Join Gabriel Corbett for an in-depth discussion in this video Creating revolved features, part of Learn Onshape: The Basics.
- [Instructor] The revolve and the revolve cut feature…are one of the most fundamental types of modeling…you can do.…I'm gonna go ahead and create a new document.…Click on create, and I'm gonna type test number two.…It doesn't really matter, you can start with any document,…name it whatever you want.…We're just starting with a blank document.…Click on okay.…It's gonna create a new document workspace.…And by default, we automatically get a…parts studio, as well as an assembly.…Notice I'm over here in parts studio number one.…I'm gonna choose this front plane here,…and I'm gonna start a sketch.…
Now, the basic workflow is gonna be…the same for most things we're gonna do in Onshape.…We're gonna start a sketch on a face or plane,…then we're gonna do something to it,…like an extrude, like revolve, like a sweep.…In this case, we're gonna be doing a revolve.…So start with our sketch,…and I'm gonna make a very, very simple sketch here.…So let's go ahead and choose the front plane…so I'm looking straight down at that.…I'm gonna go ahead and hide these other planes…

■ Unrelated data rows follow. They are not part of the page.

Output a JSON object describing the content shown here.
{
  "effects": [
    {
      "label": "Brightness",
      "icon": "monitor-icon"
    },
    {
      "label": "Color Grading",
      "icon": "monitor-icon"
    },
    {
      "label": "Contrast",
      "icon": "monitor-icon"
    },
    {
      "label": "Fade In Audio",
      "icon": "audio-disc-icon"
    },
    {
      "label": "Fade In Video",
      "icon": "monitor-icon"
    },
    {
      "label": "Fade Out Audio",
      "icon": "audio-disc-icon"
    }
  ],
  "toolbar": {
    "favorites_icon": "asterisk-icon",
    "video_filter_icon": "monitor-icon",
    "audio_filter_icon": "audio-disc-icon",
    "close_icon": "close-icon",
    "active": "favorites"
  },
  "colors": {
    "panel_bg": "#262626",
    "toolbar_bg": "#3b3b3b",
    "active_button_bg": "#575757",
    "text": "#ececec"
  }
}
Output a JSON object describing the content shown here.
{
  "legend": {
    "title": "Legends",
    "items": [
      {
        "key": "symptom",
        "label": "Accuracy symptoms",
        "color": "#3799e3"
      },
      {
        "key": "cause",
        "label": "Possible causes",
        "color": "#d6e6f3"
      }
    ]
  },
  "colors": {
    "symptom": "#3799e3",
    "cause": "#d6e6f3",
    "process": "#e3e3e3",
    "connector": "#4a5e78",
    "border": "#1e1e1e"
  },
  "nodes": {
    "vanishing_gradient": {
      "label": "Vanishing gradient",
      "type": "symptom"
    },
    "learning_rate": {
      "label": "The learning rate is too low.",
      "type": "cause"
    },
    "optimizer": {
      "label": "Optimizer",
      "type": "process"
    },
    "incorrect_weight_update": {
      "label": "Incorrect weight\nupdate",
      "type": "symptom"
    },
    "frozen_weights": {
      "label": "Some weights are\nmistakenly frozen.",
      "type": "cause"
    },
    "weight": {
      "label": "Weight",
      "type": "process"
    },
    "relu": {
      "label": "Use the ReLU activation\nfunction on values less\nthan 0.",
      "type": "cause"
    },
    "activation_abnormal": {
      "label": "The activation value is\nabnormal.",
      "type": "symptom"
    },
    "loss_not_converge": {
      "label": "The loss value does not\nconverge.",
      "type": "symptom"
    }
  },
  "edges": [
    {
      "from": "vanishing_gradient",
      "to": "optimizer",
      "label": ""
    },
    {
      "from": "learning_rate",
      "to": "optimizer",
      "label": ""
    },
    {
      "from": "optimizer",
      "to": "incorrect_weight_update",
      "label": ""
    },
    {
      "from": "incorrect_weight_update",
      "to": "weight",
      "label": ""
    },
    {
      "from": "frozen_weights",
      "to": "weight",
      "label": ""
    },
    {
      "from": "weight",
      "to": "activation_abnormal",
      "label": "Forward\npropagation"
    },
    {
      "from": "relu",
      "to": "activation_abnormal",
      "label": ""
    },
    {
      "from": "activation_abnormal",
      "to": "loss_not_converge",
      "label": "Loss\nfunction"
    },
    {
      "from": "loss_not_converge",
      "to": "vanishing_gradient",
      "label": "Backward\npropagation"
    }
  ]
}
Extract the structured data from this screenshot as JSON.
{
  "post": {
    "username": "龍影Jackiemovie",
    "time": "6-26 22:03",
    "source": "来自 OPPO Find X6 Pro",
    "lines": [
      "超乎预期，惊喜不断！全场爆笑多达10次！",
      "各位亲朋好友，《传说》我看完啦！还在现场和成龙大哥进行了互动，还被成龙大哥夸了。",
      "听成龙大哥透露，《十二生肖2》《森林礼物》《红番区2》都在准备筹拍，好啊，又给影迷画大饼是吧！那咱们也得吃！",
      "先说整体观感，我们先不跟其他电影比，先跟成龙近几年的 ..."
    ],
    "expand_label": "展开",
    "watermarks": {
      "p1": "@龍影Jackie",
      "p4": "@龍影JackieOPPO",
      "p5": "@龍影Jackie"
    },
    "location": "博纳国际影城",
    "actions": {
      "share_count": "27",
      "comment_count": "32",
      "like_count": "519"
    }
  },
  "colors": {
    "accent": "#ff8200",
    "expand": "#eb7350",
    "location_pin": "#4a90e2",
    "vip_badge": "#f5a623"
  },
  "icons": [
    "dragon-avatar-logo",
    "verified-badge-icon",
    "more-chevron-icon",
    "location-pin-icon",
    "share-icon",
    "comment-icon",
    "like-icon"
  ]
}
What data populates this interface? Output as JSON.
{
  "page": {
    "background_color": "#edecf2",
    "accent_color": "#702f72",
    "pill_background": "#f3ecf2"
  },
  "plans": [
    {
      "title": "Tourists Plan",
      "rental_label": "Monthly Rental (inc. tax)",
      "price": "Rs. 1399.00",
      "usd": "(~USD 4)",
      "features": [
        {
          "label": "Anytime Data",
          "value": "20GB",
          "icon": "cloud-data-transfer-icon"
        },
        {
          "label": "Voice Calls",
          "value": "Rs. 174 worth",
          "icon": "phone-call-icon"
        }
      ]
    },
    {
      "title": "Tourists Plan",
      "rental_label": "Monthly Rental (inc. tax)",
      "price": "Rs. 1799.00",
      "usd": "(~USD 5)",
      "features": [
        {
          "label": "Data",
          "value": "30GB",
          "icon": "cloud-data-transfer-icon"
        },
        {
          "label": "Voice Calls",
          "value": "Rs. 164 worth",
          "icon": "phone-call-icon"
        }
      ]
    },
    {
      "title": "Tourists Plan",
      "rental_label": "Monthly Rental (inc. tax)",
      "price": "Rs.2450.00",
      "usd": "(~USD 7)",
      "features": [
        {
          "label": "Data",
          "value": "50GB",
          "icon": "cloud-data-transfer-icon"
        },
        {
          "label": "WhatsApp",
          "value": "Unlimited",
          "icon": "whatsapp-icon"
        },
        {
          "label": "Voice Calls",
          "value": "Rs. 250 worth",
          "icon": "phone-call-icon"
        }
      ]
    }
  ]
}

- Modeling parts and working with Part Studios
- Creating sketches
- Building revolved and extruded features
- Trimming and extending sketch objects
- Creating offset geometry and holes
- Building assembles
- Importing parts
- Creating part and assembly drawings
Skill Level Beginner
1. Introduction to Onshape
2. Basic Part Modeling
3. Modeling Parts
4. Part and Assembly Drawings
Next steps1m 12s
- Mark as unwatched
- Mark all as unwatched
Are you sure you want to mark all the videos in this course as unwatched?
This will not affect your course history, your reports, or your certificates of completion for this course.Cancel
Take notes with your new membership!
Type in the entry box, then click Enter to save your note.
1:30Press on any video thumbnail to jump immediately to the timecode shown.
Notes are saved with you account but can also be exported as plain text, MS Word, PDF, Google Doc, or Evernote.